▶ _PROBLEM TO SOLVE_: Where does the word "Selection" show up in the records? Copy every line that has it.

▶ _RECORDS PROVIDED_:

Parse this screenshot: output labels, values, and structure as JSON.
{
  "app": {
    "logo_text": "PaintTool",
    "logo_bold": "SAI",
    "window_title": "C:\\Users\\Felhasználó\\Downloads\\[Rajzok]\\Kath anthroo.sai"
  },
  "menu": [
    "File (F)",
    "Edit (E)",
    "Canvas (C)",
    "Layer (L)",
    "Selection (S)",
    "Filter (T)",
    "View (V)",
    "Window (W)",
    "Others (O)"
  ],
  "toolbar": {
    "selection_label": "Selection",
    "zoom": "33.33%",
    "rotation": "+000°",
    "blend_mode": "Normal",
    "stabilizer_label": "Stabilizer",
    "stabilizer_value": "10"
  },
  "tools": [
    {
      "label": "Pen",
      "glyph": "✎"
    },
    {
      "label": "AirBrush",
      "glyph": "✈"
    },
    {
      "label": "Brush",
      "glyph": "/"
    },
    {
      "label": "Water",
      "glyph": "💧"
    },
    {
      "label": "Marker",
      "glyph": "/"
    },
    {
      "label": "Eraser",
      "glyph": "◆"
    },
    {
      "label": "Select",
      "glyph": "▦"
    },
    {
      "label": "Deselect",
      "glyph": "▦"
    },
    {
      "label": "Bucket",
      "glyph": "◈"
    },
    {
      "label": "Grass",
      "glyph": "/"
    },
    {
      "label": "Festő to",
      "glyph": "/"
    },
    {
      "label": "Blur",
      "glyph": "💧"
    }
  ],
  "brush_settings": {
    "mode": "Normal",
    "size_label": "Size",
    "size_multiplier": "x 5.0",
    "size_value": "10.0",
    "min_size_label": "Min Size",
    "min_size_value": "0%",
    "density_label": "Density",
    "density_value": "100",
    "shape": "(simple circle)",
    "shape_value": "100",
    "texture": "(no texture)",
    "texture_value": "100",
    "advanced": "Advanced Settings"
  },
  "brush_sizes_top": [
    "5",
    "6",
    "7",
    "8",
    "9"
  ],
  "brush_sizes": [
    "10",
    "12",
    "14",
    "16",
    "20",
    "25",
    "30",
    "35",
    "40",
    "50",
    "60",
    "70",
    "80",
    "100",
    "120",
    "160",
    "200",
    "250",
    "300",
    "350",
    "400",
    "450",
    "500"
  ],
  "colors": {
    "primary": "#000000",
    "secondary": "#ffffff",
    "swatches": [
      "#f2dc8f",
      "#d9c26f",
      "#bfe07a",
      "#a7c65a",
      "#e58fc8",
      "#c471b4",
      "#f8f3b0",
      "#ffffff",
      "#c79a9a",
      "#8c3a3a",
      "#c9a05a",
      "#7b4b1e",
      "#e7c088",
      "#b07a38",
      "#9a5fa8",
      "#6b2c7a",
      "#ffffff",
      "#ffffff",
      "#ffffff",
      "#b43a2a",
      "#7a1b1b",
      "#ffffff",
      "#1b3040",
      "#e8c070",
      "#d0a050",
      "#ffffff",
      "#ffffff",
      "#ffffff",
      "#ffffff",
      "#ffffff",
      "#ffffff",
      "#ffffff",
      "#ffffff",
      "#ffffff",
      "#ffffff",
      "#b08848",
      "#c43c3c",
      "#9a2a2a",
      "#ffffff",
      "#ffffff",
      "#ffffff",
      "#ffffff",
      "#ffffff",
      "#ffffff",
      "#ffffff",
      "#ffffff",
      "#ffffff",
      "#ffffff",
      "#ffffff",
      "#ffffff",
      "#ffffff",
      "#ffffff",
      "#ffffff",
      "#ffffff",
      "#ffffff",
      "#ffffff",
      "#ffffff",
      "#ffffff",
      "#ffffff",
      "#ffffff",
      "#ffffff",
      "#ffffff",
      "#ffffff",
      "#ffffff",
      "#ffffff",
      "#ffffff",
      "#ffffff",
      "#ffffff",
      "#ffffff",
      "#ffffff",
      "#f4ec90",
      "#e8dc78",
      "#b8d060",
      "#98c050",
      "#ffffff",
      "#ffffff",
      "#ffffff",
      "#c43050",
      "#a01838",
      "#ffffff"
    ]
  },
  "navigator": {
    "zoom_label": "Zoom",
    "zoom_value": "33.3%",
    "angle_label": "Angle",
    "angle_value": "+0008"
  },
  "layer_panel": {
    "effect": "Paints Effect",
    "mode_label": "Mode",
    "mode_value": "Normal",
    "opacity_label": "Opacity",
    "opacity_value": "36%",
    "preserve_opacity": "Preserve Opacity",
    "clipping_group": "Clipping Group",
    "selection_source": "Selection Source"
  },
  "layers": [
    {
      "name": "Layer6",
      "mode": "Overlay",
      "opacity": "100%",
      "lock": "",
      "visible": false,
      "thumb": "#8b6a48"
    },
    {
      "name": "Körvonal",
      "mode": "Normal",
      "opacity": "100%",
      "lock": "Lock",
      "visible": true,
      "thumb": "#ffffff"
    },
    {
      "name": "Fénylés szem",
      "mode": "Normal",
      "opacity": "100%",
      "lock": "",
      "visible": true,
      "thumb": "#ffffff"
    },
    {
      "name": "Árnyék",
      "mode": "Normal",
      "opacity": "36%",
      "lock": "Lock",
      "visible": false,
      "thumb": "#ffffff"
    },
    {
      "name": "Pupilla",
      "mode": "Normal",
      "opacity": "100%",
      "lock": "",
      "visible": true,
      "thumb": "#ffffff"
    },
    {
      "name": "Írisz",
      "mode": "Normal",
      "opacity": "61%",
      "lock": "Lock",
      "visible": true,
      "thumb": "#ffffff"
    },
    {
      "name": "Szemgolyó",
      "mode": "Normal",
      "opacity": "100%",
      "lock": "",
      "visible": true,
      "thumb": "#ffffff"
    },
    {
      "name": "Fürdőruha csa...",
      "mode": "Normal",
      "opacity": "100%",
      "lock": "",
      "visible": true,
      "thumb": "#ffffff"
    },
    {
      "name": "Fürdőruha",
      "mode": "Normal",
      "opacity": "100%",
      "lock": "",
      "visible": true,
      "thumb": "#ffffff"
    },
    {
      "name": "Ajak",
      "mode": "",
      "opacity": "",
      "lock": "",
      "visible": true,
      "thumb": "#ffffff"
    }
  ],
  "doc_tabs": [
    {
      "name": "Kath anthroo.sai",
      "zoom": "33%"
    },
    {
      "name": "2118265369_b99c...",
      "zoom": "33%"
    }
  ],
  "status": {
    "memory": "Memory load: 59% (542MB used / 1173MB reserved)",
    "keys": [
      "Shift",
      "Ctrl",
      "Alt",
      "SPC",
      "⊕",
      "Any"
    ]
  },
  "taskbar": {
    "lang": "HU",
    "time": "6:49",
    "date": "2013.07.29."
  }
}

▶ _COMPLETED TASK_:
    "Selection (S)",
    "selection_label": "Selection",
    "selection_source": "Selection Source"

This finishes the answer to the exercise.